● **DATA FOR THE TASK**
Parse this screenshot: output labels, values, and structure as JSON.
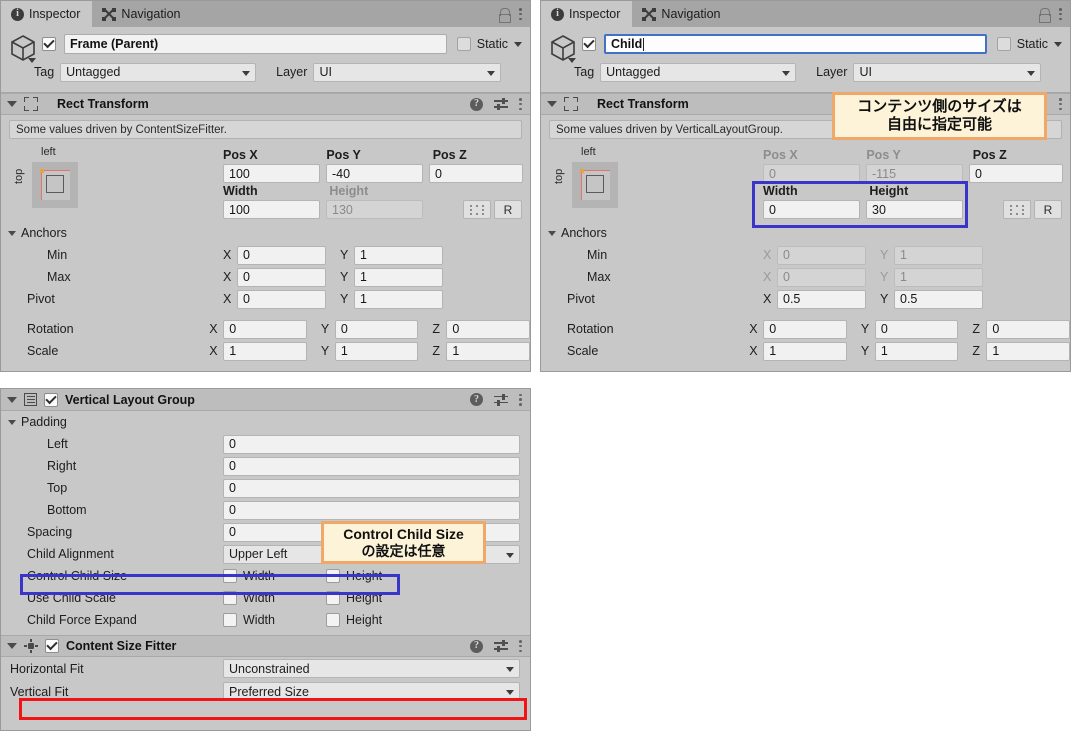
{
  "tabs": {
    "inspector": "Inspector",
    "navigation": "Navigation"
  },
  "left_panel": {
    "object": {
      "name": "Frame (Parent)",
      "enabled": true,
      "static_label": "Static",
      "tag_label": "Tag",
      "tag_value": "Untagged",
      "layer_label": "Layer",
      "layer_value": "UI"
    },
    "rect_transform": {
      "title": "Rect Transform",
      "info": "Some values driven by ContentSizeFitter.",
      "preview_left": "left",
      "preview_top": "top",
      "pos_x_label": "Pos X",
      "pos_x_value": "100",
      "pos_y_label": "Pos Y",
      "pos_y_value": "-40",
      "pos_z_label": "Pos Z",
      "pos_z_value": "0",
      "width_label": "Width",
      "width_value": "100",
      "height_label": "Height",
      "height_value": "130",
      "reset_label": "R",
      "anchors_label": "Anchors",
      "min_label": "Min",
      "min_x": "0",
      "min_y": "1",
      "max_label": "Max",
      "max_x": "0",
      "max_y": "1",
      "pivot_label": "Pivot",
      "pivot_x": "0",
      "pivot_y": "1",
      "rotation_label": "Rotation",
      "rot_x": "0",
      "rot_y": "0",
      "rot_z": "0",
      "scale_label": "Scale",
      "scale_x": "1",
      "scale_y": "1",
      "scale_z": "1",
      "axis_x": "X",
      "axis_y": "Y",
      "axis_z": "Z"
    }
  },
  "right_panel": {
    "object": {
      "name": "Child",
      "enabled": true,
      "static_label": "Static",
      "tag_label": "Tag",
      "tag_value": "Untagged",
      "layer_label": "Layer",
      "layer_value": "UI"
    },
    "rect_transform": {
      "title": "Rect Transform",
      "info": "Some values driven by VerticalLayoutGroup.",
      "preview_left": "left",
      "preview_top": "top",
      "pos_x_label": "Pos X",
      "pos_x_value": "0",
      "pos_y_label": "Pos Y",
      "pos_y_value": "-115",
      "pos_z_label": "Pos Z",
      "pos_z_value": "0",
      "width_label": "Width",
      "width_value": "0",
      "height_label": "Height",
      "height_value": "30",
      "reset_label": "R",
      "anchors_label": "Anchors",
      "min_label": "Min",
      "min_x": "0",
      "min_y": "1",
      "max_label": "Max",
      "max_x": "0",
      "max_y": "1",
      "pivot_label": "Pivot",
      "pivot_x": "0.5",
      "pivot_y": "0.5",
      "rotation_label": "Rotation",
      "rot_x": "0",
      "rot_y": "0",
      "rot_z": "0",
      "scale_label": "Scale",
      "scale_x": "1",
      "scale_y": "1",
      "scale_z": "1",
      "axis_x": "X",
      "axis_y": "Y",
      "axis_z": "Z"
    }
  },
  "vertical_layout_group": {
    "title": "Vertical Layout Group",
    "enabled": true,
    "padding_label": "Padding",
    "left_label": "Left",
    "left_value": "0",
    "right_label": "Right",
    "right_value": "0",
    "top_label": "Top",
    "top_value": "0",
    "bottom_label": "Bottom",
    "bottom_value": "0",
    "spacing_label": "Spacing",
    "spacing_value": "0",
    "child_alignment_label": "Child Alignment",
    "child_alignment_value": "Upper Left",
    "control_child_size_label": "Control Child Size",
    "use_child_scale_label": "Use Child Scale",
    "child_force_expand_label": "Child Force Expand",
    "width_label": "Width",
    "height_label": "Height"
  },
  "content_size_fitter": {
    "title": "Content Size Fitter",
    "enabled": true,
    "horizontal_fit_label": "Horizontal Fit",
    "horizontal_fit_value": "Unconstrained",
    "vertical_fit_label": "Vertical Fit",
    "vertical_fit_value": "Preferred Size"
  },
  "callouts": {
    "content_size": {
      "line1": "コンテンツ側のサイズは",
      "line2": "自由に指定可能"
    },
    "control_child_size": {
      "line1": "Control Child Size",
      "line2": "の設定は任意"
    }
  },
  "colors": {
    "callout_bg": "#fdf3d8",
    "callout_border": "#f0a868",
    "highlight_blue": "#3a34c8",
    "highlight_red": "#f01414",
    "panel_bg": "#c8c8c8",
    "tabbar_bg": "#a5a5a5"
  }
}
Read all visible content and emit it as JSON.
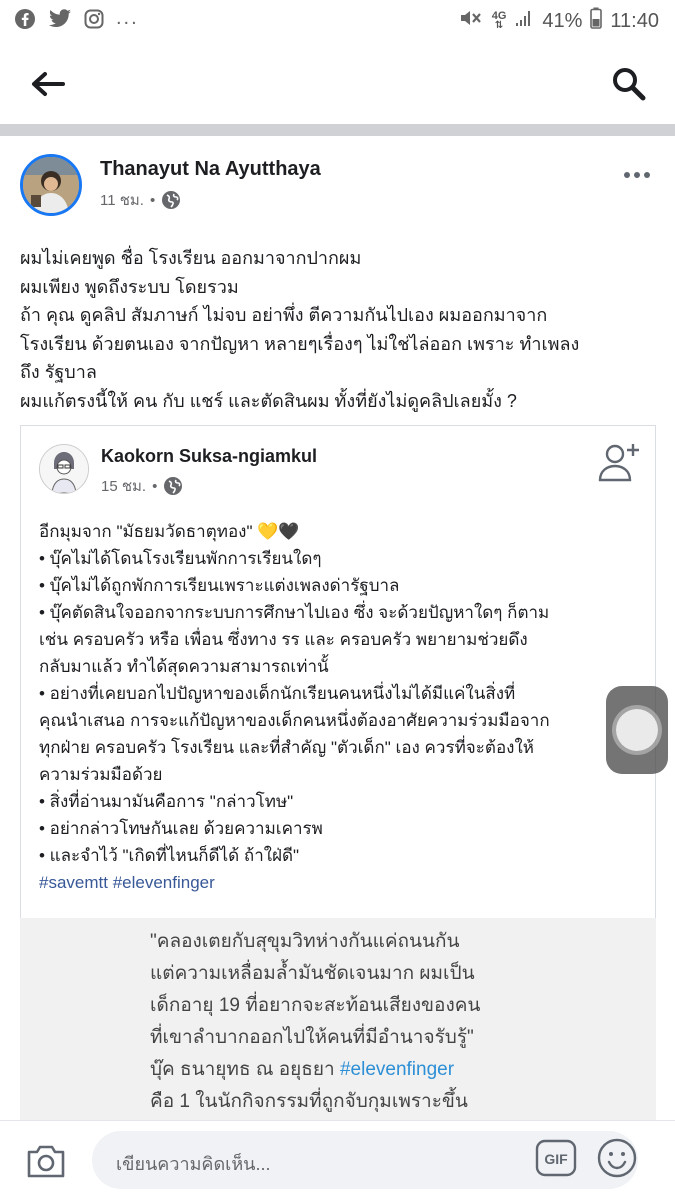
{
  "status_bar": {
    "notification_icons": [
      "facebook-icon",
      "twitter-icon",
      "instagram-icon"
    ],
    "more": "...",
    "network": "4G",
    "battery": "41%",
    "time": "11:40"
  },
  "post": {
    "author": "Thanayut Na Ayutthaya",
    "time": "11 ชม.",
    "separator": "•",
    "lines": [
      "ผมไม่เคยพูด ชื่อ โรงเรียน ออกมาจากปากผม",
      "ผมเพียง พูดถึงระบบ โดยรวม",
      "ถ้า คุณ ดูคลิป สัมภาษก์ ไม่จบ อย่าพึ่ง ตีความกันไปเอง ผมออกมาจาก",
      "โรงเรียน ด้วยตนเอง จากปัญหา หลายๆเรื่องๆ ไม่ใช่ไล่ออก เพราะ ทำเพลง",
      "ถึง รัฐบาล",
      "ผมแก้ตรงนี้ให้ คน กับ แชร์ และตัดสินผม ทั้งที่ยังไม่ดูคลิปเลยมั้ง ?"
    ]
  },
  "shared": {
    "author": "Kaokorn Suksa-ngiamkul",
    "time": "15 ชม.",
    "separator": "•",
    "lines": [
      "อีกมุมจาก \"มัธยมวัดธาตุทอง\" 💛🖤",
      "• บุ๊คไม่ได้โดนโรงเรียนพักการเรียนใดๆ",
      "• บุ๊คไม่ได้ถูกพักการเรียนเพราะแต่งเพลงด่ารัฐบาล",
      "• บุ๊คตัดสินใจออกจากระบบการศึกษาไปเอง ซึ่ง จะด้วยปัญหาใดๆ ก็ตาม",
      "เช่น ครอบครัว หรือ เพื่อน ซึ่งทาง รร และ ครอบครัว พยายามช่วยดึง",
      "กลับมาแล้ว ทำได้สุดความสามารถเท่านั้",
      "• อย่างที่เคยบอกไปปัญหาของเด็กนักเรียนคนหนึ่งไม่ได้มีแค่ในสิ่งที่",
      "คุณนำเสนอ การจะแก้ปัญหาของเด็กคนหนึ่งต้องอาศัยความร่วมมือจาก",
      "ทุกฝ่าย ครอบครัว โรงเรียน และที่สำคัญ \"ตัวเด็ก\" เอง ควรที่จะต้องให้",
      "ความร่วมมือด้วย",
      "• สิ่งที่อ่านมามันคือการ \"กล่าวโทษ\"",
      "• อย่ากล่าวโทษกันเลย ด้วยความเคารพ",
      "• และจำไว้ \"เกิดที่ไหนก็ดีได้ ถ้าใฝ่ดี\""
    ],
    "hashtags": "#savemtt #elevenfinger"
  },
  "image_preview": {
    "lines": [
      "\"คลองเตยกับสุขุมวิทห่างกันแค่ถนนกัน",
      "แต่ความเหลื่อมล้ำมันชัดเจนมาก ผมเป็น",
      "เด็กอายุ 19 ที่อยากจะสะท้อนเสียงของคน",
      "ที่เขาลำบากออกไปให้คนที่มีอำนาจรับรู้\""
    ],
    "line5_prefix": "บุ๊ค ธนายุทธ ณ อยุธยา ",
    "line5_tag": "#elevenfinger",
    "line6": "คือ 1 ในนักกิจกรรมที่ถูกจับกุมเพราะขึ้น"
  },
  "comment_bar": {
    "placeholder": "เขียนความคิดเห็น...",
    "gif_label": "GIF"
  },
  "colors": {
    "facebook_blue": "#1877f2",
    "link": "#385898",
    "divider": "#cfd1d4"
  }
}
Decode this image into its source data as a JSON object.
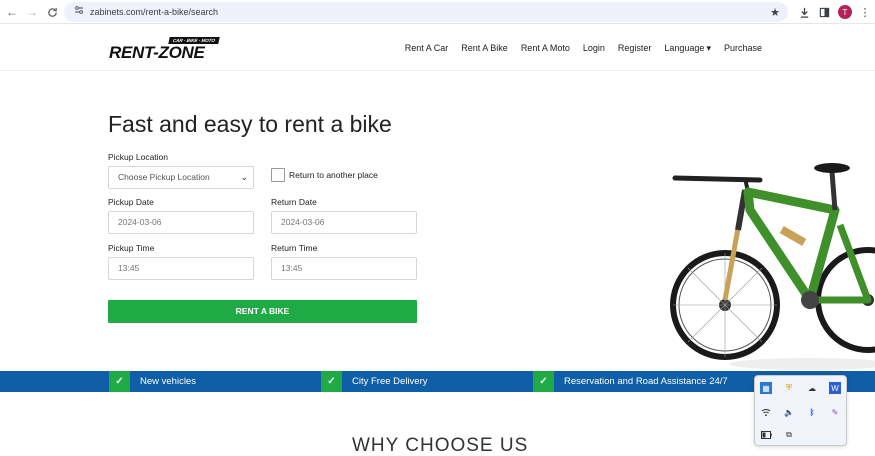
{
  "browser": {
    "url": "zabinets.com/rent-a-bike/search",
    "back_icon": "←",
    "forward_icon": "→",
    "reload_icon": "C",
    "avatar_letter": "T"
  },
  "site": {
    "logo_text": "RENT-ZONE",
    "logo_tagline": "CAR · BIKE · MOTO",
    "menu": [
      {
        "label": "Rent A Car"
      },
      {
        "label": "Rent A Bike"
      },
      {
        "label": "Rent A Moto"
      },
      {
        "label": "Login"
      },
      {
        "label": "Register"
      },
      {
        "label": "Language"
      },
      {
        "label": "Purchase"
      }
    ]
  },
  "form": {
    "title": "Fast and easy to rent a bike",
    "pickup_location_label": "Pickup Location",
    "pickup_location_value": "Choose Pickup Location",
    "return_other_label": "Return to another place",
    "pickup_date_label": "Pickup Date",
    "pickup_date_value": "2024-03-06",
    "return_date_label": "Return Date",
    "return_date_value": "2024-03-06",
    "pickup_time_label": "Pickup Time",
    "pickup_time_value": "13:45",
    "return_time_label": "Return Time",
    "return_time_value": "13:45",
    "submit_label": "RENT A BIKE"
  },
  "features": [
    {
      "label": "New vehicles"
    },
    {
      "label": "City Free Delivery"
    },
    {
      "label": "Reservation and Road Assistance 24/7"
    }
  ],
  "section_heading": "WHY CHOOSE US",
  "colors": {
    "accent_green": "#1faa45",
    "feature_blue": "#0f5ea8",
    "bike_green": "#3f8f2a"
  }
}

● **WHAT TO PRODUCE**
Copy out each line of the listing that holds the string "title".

● **EXERCISE OUTPUT**
      "title": "Rect Transform",
      "title": "Rect Transform",
    "title": "Vertical Layout Group",
    "title": "Content Size Fitter",
    "title": "Fast and easy to rent a bike",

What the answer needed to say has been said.